Chris is the king of relating music things to other objects in real life.
#13
Couple of other things....

Your formula for sound reduction is basically:

mass + insulation + mass = soundproof

where the greater the mass and the greater the insulation, the greater the soundproofing.

.. and here is a good article to get you started on the "room within a room" idea.

http://www.diy-home-theater-design.com/room-within-a-room.html

I STRONGLY advise two resources:

http://www.amazon.com/Home-Recording-Studio-Build-Like/dp/1598630342

That ^ book is written in very friendly language, and is really well explained. I can't recommend it enough. I have it. The author is Rod Gervais, and the book is, by most people's standards, the bible on building a home (or garage) studio. It also recommends techniques, materials, a bit of acoustical physics, etc.

http://johnlsayers.com/phpBB2/index.php

This ^ forum is hands-down the best resource on the internet for studio construction. John Sayers builds studios into the 100's of thousands of dollars and you can see his work on the site. He frequents the forum. Rod Gervais, the author of the book above also frequents the forum. So do many other bedroom experts, as well as many who are actually acoustical engineers.

CT
Could I get some more talent in the monitors, please?

I know it sounds crazy, but try to learn to inhale your voice. www.thebelcantotechnique.com

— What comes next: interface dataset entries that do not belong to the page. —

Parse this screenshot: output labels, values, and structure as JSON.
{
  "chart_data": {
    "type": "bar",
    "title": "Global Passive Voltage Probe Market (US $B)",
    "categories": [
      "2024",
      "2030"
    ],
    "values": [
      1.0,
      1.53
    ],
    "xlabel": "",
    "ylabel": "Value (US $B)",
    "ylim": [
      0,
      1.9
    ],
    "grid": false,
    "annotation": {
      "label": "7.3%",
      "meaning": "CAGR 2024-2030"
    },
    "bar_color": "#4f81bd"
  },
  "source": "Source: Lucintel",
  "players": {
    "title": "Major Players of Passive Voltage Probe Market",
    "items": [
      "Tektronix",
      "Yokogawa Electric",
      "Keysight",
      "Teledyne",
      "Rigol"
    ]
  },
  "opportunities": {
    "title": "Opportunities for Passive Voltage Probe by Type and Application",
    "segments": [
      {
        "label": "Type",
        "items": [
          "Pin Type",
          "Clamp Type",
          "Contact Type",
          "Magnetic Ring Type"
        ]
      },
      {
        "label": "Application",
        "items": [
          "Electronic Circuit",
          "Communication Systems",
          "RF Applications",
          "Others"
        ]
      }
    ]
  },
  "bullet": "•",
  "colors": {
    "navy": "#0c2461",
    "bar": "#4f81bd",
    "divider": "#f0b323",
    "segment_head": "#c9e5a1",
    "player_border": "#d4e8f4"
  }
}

Chris is the king of relating music things to other objects in real life.
#14
Quote by Gillthenasty
And then there's all the other options that everyone else came up with?

No, they're just more in depth explanations on how to go about doing the points I listed.

Quote by Gillthenasty
And we're playing instruments, real instruments. We're a rock band.


You're one of "those" people are you? who think rock can't be rock without cranked tube amp stacks, a loud drum kit, and bleeding ears.

You're pretty much trying to get something for nothing. a basic electronic drum kit would do the job and cost like $500. A good one that feels/looks more like a proper kit will cost more. Building a whole second - totally isolated and insulated - room inside your present one is going to cost even more. I've given you the best options you have, if you don't like them then that's not my issue.
#15
Mass loaded vinyl pasted to your walls would be the most effective thing for you. But it'd probably on give you (at best) an stc rating if 20, if your bothered to full the gaps with acoustically rated silicon.
#16
^ except if you simply attach them to your walls, the value for "insulation" in the following formula = 0.

mass + insulation + mass = soundproof

CT
Could I get some more talent in the monitors, please?

I know it sounds crazy, but try to learn to inhale your voice. www.thebelcantotechnique.com

Chris is the king of relating music things to other objects in real life.